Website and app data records
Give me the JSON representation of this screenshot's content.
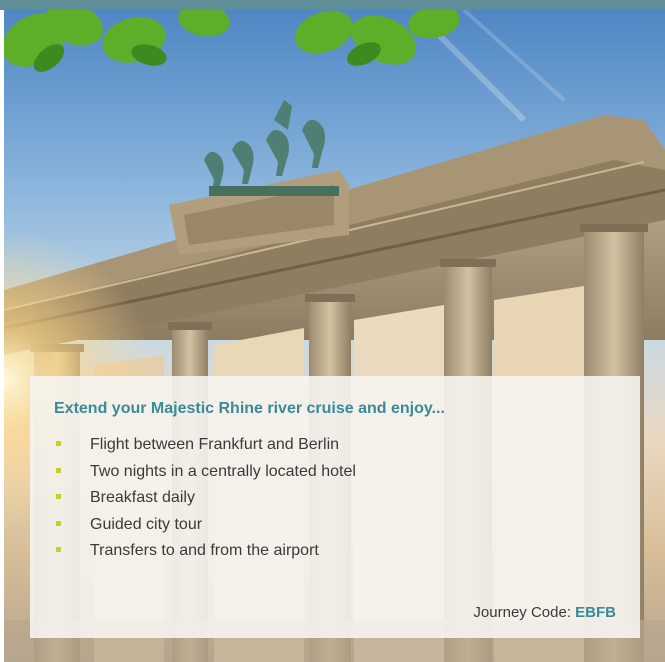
{
  "brand_color": "#5f8e96",
  "accent_color": "#3a8a98",
  "bullet_color": "#c3cf2c",
  "offer": {
    "headline": "Extend your Majestic Rhine river cruise and enjoy...",
    "features": [
      "Flight between Frankfurt and Berlin",
      "Two nights in a centrally located hotel",
      "Breakfast daily",
      "Guided city tour",
      "Transfers to and from the airport"
    ],
    "journey_code_label": "Journey Code:",
    "journey_code": "EBFB"
  }
}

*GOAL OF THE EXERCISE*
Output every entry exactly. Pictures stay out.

*RESPONSE TO THE TASK*
Give me the JSON representation of this screenshot's content.
{
  "brand_color": "#5f8e96",
  "accent_color": "#3a8a98",
  "bullet_color": "#c3cf2c",
  "offer": {
    "headline": "Extend your Majestic Rhine river cruise and enjoy...",
    "features": [
      "Flight between Frankfurt and Berlin",
      "Two nights in a centrally located hotel",
      "Breakfast daily",
      "Guided city tour",
      "Transfers to and from the airport"
    ],
    "journey_code_label": "Journey Code:",
    "journey_code": "EBFB"
  }
}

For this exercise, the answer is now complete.